In the two previous posts, I suggested that artists do as little talking as possible as they listen to feedback and process it through their intuition.
When a particular piece of feedback does not resonate intuitively, sometimes it pays to ask questions. The resulting conversation may reveal that the critique in question had misstated things.
A great example of this is found in The Conversations: Walter Murch and the Art of Editing Film, Michael Ondaatje’s book of interviews with film editor and sound mixer Walter Murch. In this excerpt, Murch relates how the producer of the Godfather (for which Murch mixed the sound), responded to composer Nina Rota’s music score.
Murch: There was an intense crisis with the music. When Bob Evans heard Nina Rota’s music, he felt it would sink the film, that it was too lugubrious and didn’t have enough energy. . .
Ondaatje: You mean the main theme music?
Murch: Yes . . . well, all the music.
Ondaatje: My God, it’s a trademark!
Murch: Well, nobody knew that at the time. Remember, someone at MGM wanted to cut “Over the Rainbow” from The Wizard of Oz.
(Murch told Ondaatje that Evans actually wanted to replace Nina Rota with Henry Mancini, to give the score more of an American flavor.)
Murch: Frequently what happens in film is that people, especially distracted executives, will say, I hate—pick one—the music, camerawork, art direction, acting in your film. But if you actually get under the skin of that prejudice, you can discover the particular thing they really hate — the pea under the mattress. It often comes down to one or two small things that spoil everything else. When I talked to Bob Evans, it turned out he hated the music for the horse’s-head scene, where Woltz pulls the sheet back and the severed head of his half-million-dollar horse is revealed in the bed. Maybe because Woltz is the head of a studio and Evans was the head of a studio and it’s a particularly striking, grisly scene—the first violence in the film—he felt the music should be appropriate to that.
I tried to listen to what Nino had written with Bob Evans’s ears, and I thought he had a point. The music, as it was originally written, was a waltz and it played against the horror of the event. It was sweet carousel music. You were seeing those horrible images, but the music was counterpointing the horror of the visuals. Perhaps it needed to be crazier a little earlier . . .
. . . You now heard, superimposed on each other, things that were supposed to be separate in time. So it starts off as the same piece of music, but then begins—just as Woltz realizes that something is wrong—to grate against itself. There is now a disorienting madness to the music that builds and builds to the moment when Woltz finally pulls the sheet back.

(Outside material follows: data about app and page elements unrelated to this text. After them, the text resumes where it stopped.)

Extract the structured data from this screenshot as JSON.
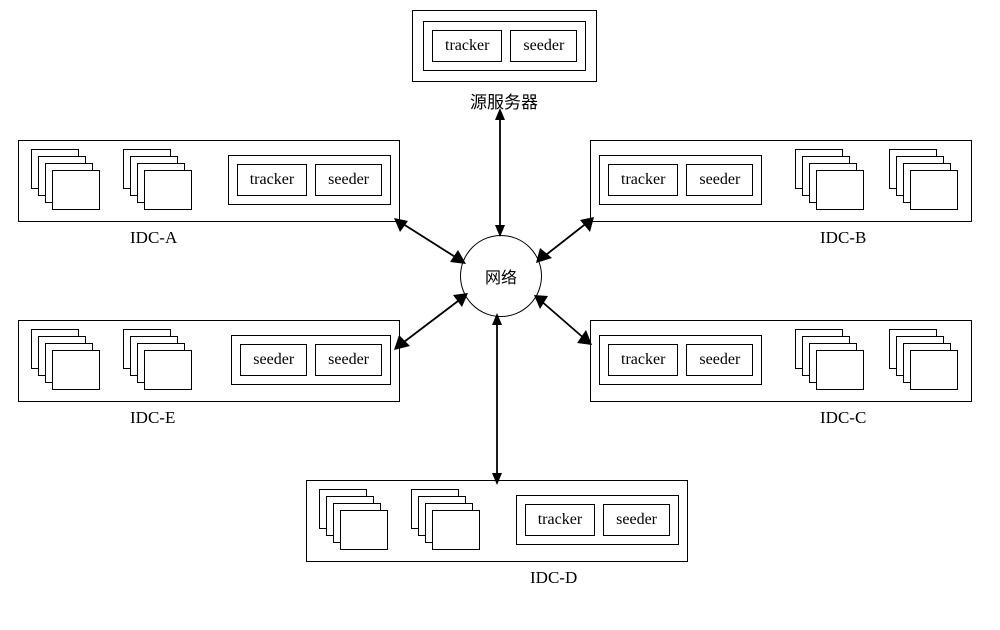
{
  "source_server": {
    "tracker": "tracker",
    "seeder": "seeder",
    "label": "源服务器"
  },
  "network": {
    "label": "网络"
  },
  "nodes": {
    "A": {
      "label": "IDC-A",
      "left_box": "tracker",
      "right_box": "seeder"
    },
    "B": {
      "label": "IDC-B",
      "left_box": "tracker",
      "right_box": "seeder"
    },
    "C": {
      "label": "IDC-C",
      "left_box": "tracker",
      "right_box": "seeder"
    },
    "D": {
      "label": "IDC-D",
      "left_box": "tracker",
      "right_box": "seeder"
    },
    "E": {
      "label": "IDC-E",
      "left_box": "seeder",
      "right_box": "seeder"
    }
  }
}
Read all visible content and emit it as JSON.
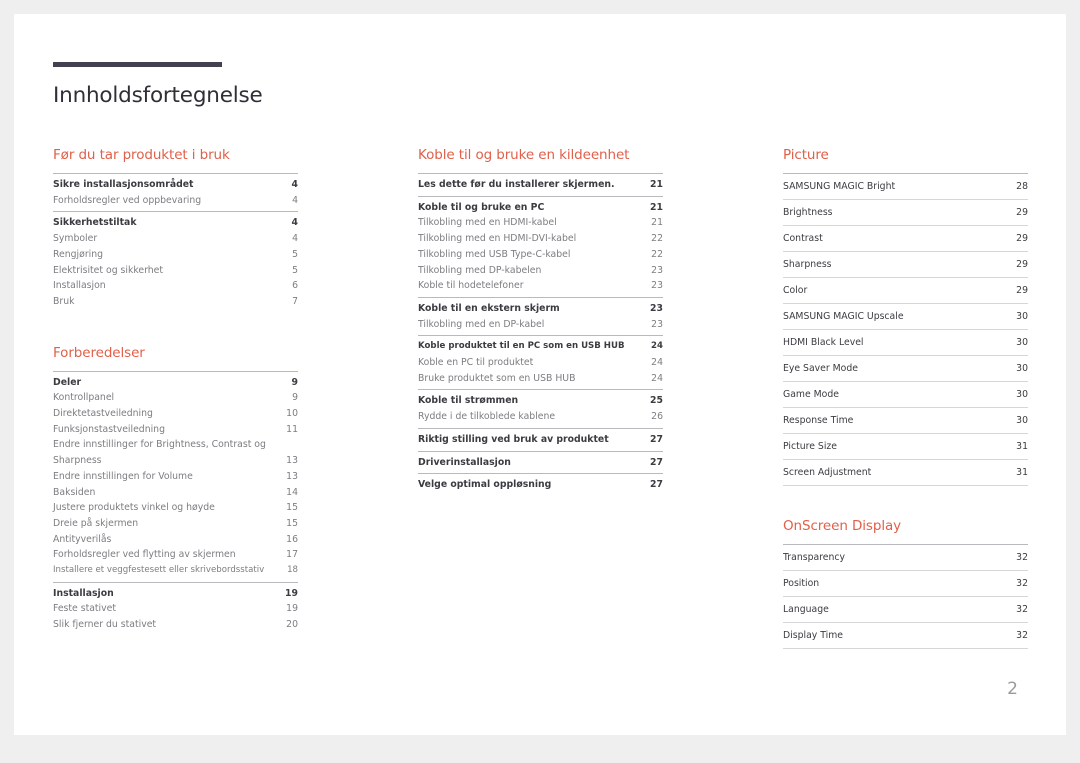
{
  "document": {
    "title": "Innholdsfortegnelse",
    "folio": "2",
    "accent_color": "#e0604a",
    "rule_color": "#434150"
  },
  "columns": {
    "left": [
      {
        "heading": "Før du tar produktet i bruk",
        "groups": [
          {
            "entries": [
              {
                "label": "Sikre installasjonsområdet",
                "page": "4",
                "level": "top"
              },
              {
                "label": "Forholdsregler ved oppbevaring",
                "page": "4",
                "level": "sub"
              }
            ]
          },
          {
            "entries": [
              {
                "label": "Sikkerhetstiltak",
                "page": "4",
                "level": "top"
              },
              {
                "label": "Symboler",
                "page": "4",
                "level": "sub"
              },
              {
                "label": "Rengjøring",
                "page": "5",
                "level": "sub"
              },
              {
                "label": "Elektrisitet og sikkerhet",
                "page": "5",
                "level": "sub"
              },
              {
                "label": "Installasjon",
                "page": "6",
                "level": "sub"
              },
              {
                "label": "Bruk",
                "page": "7",
                "level": "sub"
              }
            ]
          }
        ]
      },
      {
        "heading": "Forberedelser",
        "groups": [
          {
            "entries": [
              {
                "label": "Deler",
                "page": "9",
                "level": "top"
              },
              {
                "label": "Kontrollpanel",
                "page": "9",
                "level": "sub"
              },
              {
                "label": "Direktetastveiledning",
                "page": "10",
                "level": "sub"
              },
              {
                "label": "Funksjonstastveiledning",
                "page": "11",
                "level": "sub"
              },
              {
                "label": "Endre innstillinger for Brightness, Contrast og Sharpness",
                "page": "13",
                "level": "sub",
                "wrapped": true
              },
              {
                "label": "Endre innstillingen for Volume",
                "page": "13",
                "level": "sub"
              },
              {
                "label": "Baksiden",
                "page": "14",
                "level": "sub"
              },
              {
                "label": "Justere produktets vinkel og høyde",
                "page": "15",
                "level": "sub"
              },
              {
                "label": "Dreie på skjermen",
                "page": "15",
                "level": "sub"
              },
              {
                "label": "Antityverilås",
                "page": "16",
                "level": "sub"
              },
              {
                "label": "Forholdsregler ved flytting av skjermen",
                "page": "17",
                "level": "sub"
              },
              {
                "label": "Installere et veggfestesett eller skrivebordsstativ",
                "page": "18",
                "level": "sub",
                "tight": true
              }
            ]
          },
          {
            "entries": [
              {
                "label": "Installasjon",
                "page": "19",
                "level": "top"
              },
              {
                "label": "Feste stativet",
                "page": "19",
                "level": "sub"
              },
              {
                "label": "Slik fjerner du stativet",
                "page": "20",
                "level": "sub"
              }
            ]
          }
        ]
      }
    ],
    "middle": [
      {
        "heading": "Koble til og bruke en kildeenhet",
        "groups": [
          {
            "entries": [
              {
                "label": "Les dette før du installerer skjermen.",
                "page": "21",
                "level": "top"
              }
            ]
          },
          {
            "entries": [
              {
                "label": "Koble til og bruke en PC",
                "page": "21",
                "level": "top"
              },
              {
                "label": "Tilkobling med en HDMI-kabel",
                "page": "21",
                "level": "sub"
              },
              {
                "label": "Tilkobling med en HDMI-DVI-kabel",
                "page": "22",
                "level": "sub"
              },
              {
                "label": "Tilkobling med USB Type-C-kabel",
                "page": "22",
                "level": "sub"
              },
              {
                "label": "Tilkobling med DP-kabelen",
                "page": "23",
                "level": "sub"
              },
              {
                "label": "Koble til hodetelefoner",
                "page": "23",
                "level": "sub"
              }
            ]
          },
          {
            "entries": [
              {
                "label": "Koble til en ekstern skjerm",
                "page": "23",
                "level": "top"
              },
              {
                "label": "Tilkobling med en DP-kabel",
                "page": "23",
                "level": "sub"
              }
            ]
          },
          {
            "entries": [
              {
                "label": "Koble produktet til en PC som en USB HUB",
                "page": "24",
                "level": "top",
                "tight": true
              },
              {
                "label": "Koble en PC til produktet",
                "page": "24",
                "level": "sub"
              },
              {
                "label": "Bruke produktet som en USB HUB",
                "page": "24",
                "level": "sub"
              }
            ]
          },
          {
            "entries": [
              {
                "label": "Koble til strømmen",
                "page": "25",
                "level": "top"
              },
              {
                "label": "Rydde i de tilkoblede kablene",
                "page": "26",
                "level": "sub"
              }
            ]
          },
          {
            "entries": [
              {
                "label": "Riktig stilling ved bruk av produktet",
                "page": "27",
                "level": "top"
              }
            ]
          },
          {
            "entries": [
              {
                "label": "Driverinstallasjon",
                "page": "27",
                "level": "top"
              }
            ]
          },
          {
            "entries": [
              {
                "label": "Velge optimal oppløsning",
                "page": "27",
                "level": "top"
              }
            ]
          }
        ]
      }
    ],
    "right": [
      {
        "heading": "Picture",
        "rows": [
          {
            "label": "SAMSUNG MAGIC Bright",
            "page": "28"
          },
          {
            "label": "Brightness",
            "page": "29"
          },
          {
            "label": "Contrast",
            "page": "29"
          },
          {
            "label": "Sharpness",
            "page": "29"
          },
          {
            "label": "Color",
            "page": "29"
          },
          {
            "label": "SAMSUNG MAGIC Upscale",
            "page": "30"
          },
          {
            "label": "HDMI Black Level",
            "page": "30"
          },
          {
            "label": "Eye Saver Mode",
            "page": "30"
          },
          {
            "label": "Game Mode",
            "page": "30"
          },
          {
            "label": "Response Time",
            "page": "30"
          },
          {
            "label": "Picture Size",
            "page": "31"
          },
          {
            "label": "Screen Adjustment",
            "page": "31"
          }
        ]
      },
      {
        "heading": "OnScreen Display",
        "rows": [
          {
            "label": "Transparency",
            "page": "32"
          },
          {
            "label": "Position",
            "page": "32"
          },
          {
            "label": "Language",
            "page": "32"
          },
          {
            "label": "Display Time",
            "page": "32"
          }
        ]
      }
    ]
  }
}
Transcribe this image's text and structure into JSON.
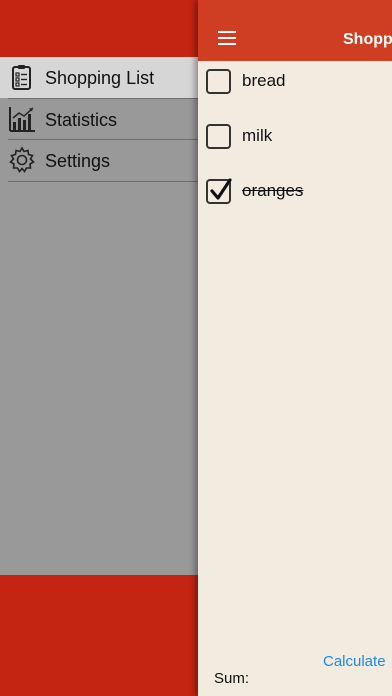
{
  "sidebar": {
    "items": [
      {
        "label": "Shopping List",
        "icon": "clipboard-list-icon",
        "active": true
      },
      {
        "label": "Statistics",
        "icon": "bar-chart-icon",
        "active": false
      },
      {
        "label": "Settings",
        "icon": "gear-icon",
        "active": false
      }
    ]
  },
  "header": {
    "title": "Shopping List",
    "menu_icon": "hamburger-icon"
  },
  "list": {
    "items": [
      {
        "label": "bread",
        "checked": false
      },
      {
        "label": "milk",
        "checked": false
      },
      {
        "label": "oranges",
        "checked": true
      }
    ]
  },
  "footer": {
    "sum_label": "Sum:",
    "calculate_label": "Calculate"
  },
  "colors": {
    "accent_red": "#c42412",
    "navbar_red": "#cf3e22",
    "menu_gray": "#999999",
    "content_bg": "#f2ece0",
    "link_blue": "#1e88e5"
  }
}
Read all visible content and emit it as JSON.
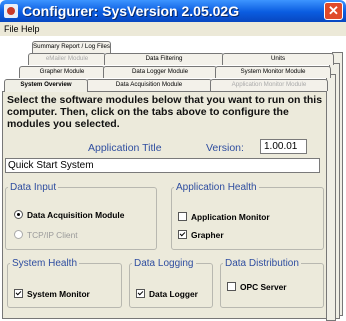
{
  "window": {
    "title": "Configurer:  SysVersion 2.05.02G",
    "close_glyph": "✕"
  },
  "menu": [
    "File",
    "Help"
  ],
  "tabs": {
    "row1": [
      "Summary Report / Log Files"
    ],
    "row2": [
      "eMailer Module",
      "Data Filtering",
      "Units"
    ],
    "row3": [
      "Grapher Module",
      "Data Logger Module",
      "System Monitor Module"
    ],
    "row4": [
      "System Overview",
      "Data Acquisition Module",
      "Application Monitor Module"
    ]
  },
  "panel": {
    "instructions": "Select the software modules below that you want to run on this computer.  Then, click on the tabs above to configure the modules you selected.",
    "app_title_label": "Application Title",
    "version_label": "Version:",
    "version_value": "1.00.01",
    "title_value": "Quick Start System"
  },
  "groups": {
    "data_input": {
      "legend": "Data Input",
      "options": [
        {
          "label": "Data Acquisition Module",
          "checked": true,
          "enabled": true
        },
        {
          "label": "TCP/IP Client",
          "checked": false,
          "enabled": false
        }
      ]
    },
    "app_health": {
      "legend": "Application Health",
      "options": [
        {
          "label": "Application Monitor",
          "checked": false
        },
        {
          "label": "Grapher",
          "checked": true
        }
      ]
    },
    "system_health": {
      "legend": "System Health",
      "options": [
        {
          "label": "System Monitor",
          "checked": true
        }
      ]
    },
    "data_logging": {
      "legend": "Data Logging",
      "options": [
        {
          "label": "Data Logger",
          "checked": true
        }
      ]
    },
    "data_distribution": {
      "legend": "Data Distribution",
      "options": [
        {
          "label": "OPC Server",
          "checked": false
        }
      ]
    }
  },
  "colors": {
    "titlebar": "#0a5ce0",
    "panel_bg": "#eceadb",
    "label_blue": "#2f4ea0"
  }
}
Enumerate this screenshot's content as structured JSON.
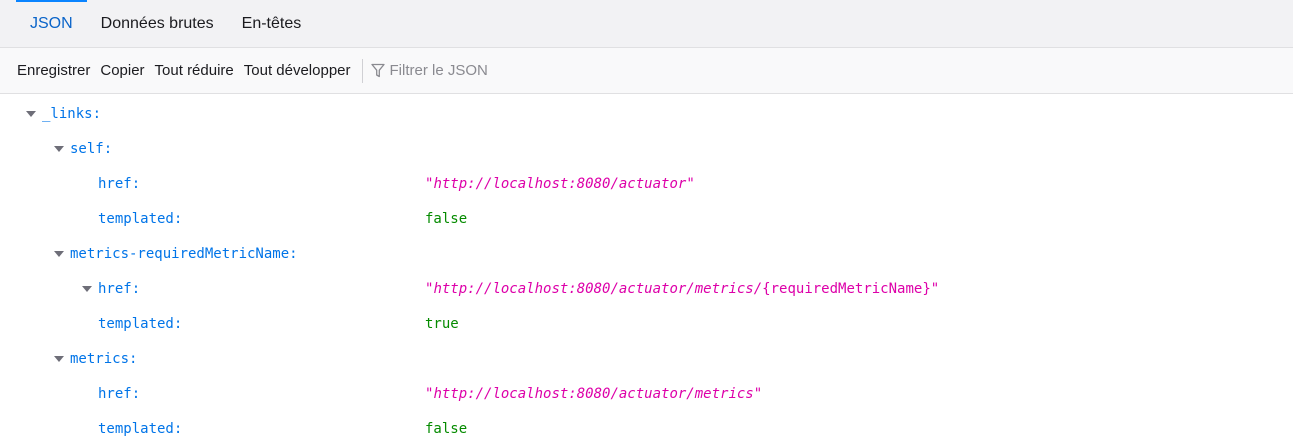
{
  "tabs": [
    {
      "label": "JSON",
      "active": true
    },
    {
      "label": "Données brutes",
      "active": false
    },
    {
      "label": "En-têtes",
      "active": false
    }
  ],
  "toolbar": {
    "save": "Enregistrer",
    "copy": "Copier",
    "collapse_all": "Tout réduire",
    "expand_all": "Tout développer",
    "filter_placeholder": "Filtrer le JSON"
  },
  "tree": {
    "root_key": "_links:",
    "self": {
      "key": "self:",
      "href_key": "href:",
      "href_value": "http://localhost:8080/actuator",
      "templated_key": "templated:",
      "templated_value": "false"
    },
    "metrics_required": {
      "key": "metrics-requiredMetricName:",
      "href_key": "href:",
      "href_value": "http://localhost:8080/actuator/metrics/",
      "href_value_tail": "{requiredMetricName}",
      "templated_key": "templated:",
      "templated_value": "true"
    },
    "metrics": {
      "key": "metrics:",
      "href_key": "href:",
      "href_value": "http://localhost:8080/actuator/metrics",
      "templated_key": "templated:",
      "templated_value": "false"
    }
  },
  "colors": {
    "accent": "#0a84ff",
    "key": "#0074e8",
    "string": "#dd00a9",
    "boolean": "#058b00"
  }
}
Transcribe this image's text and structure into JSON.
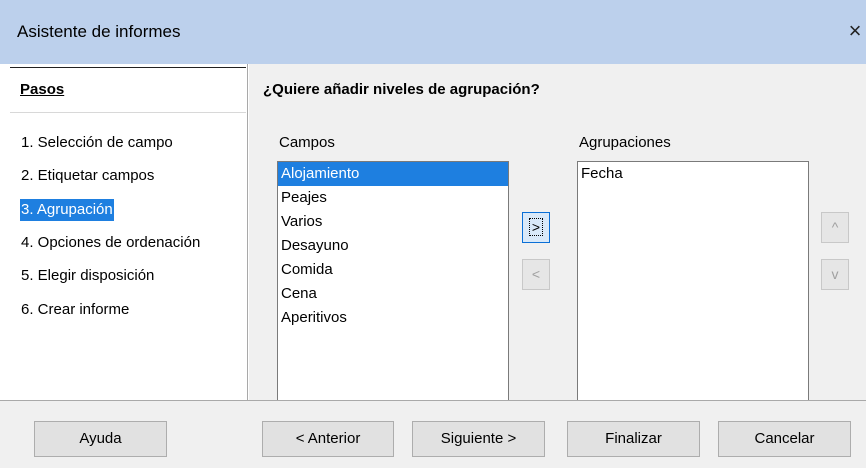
{
  "window": {
    "title": "Asistente de informes",
    "close_glyph": "×"
  },
  "steps": {
    "heading": "Pasos",
    "items": [
      {
        "label": "1. Selección de campo"
      },
      {
        "label": "2. Etiquetar campos"
      },
      {
        "label": "3. Agrupación",
        "active": true
      },
      {
        "label": "4. Opciones de ordenación"
      },
      {
        "label": "5. Elegir disposición"
      },
      {
        "label": "6. Crear informe"
      }
    ]
  },
  "main": {
    "question": "¿Quiere añadir niveles de agrupación?",
    "fields_label": "Campos",
    "fields": [
      "Alojamiento",
      "Peajes",
      "Varios",
      "Desayuno",
      "Comida",
      "Cena",
      "Aperitivos"
    ],
    "selected_field": "Alojamiento",
    "groupings_label": "Agrupaciones",
    "groupings": [
      "Fecha"
    ],
    "add_button": ">",
    "remove_button": "<",
    "up_button": "^",
    "down_button": "v"
  },
  "footer": {
    "help": "Ayuda",
    "back": "< Anterior",
    "next": "Siguiente >",
    "finish": "Finalizar",
    "cancel": "Cancelar"
  },
  "colors": {
    "titlebar": "#bcd0ec",
    "selection": "#1e7fe0",
    "panel": "#f0f0f0"
  }
}
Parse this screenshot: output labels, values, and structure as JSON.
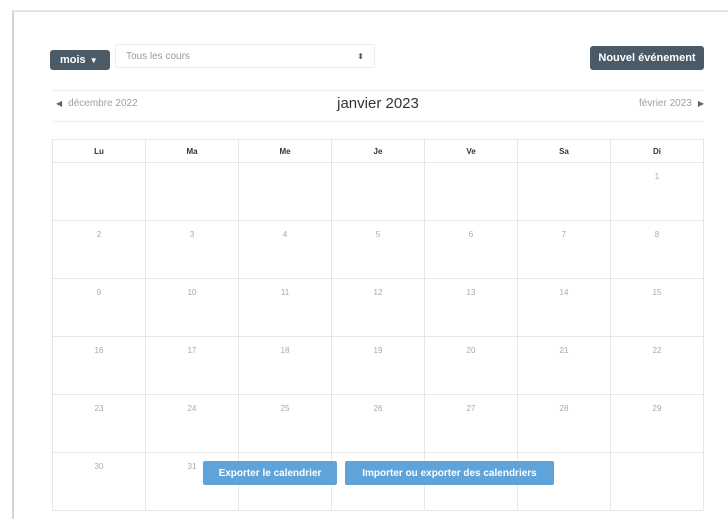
{
  "toolbar": {
    "view_label": "mois",
    "course_filter": "Tous les cours",
    "new_event_label": "Nouvel événement"
  },
  "nav": {
    "prev_label": "décembre 2022",
    "current_month": "janvier 2023",
    "next_label": "février 2023"
  },
  "calendar": {
    "weekdays": [
      "Lu",
      "Ma",
      "Me",
      "Je",
      "Ve",
      "Sa",
      "Di"
    ],
    "weeks": [
      [
        "",
        "",
        "",
        "",
        "",
        "",
        "1"
      ],
      [
        "2",
        "3",
        "4",
        "5",
        "6",
        "7",
        "8"
      ],
      [
        "9",
        "10",
        "11",
        "12",
        "13",
        "14",
        "15"
      ],
      [
        "16",
        "17",
        "18",
        "19",
        "20",
        "21",
        "22"
      ],
      [
        "23",
        "24",
        "25",
        "26",
        "27",
        "28",
        "29"
      ],
      [
        "30",
        "31",
        "",
        "",
        "",
        "",
        ""
      ]
    ]
  },
  "footer": {
    "export_label": "Exporter le calendrier",
    "import_export_label": "Importer ou exporter des calendriers"
  }
}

We played this version for Evans, and he thought it was fantastic. . .
The result was that some of the heat was taken off the music.
Michael Ondaatje, The Conversations: Walter Murch and the Art of Editing Film, pp. 99-102